Cambridge Analytica claimed to an undercover reporter posing as a potential client to have used Israeli companies and former Israeli spies in its intelligence gathering.
The British data-mining company used information inappropriately collected from the accounts of over 50 million Facebook users while working on the Trump presidential campaign in order to influence the vote, The New York Times has reported in recent days. The Trump campaign reportedly paid Cambridge Analytica more than $6 million during the campaign, according to federal election records.
Britain’s Channel 4 news taped Cambridge Analytica CEO Alexander Nix secretly for a program aired Monday.
“We use some British companies, we use some Israeli companies,” Nix said. “From Israel. Very effective in intelligence gathering.”
The report did not connect the Israeli companies with the reported Trump operation,
Facebook suspended the company on Friday after finding that it had violated its data privacy policies; Facebook’s stock fell 7 percent in trading Monday.

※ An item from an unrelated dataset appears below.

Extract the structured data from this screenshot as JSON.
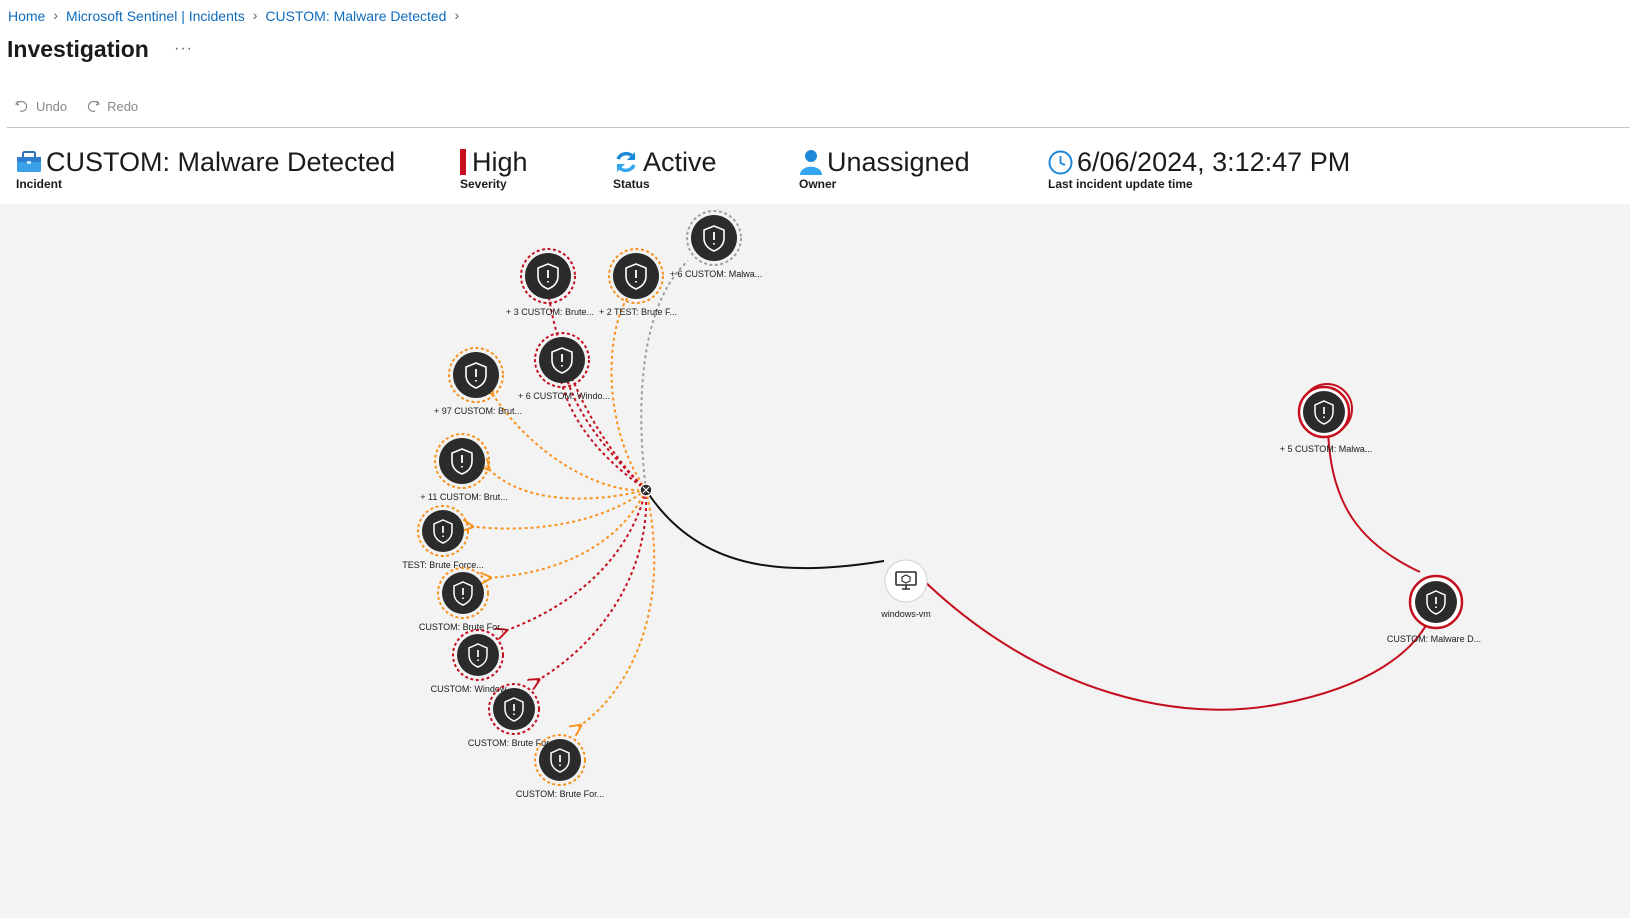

A British parliamentary committee, the House of Commons digital, culture, media and sport committee, asked Facebook CEO Mark Zuckerberg on Tuesday to appear before the committee to explain how millions of users’ data could be collected and used for political campaigns.
In 2014, a quiz on Facebook developed by University of Cambridge academic Aleksandr Kogan invited users to find out their personality type. The quiz garnered the user information of the person who took the quiz as well as his or her Facebook friends.
Christopher Wylie, who worked as Cambridge Analytica’s head of research, has said that 270,000 people took the quiz, which garnered the data of some 50 million users, mainly in the United States. He alleges that the information was sold to Cambridge Analytica, which then used it to profile people who would be receptive to Trump campaign material. The company denied it used any of the information for the campaign.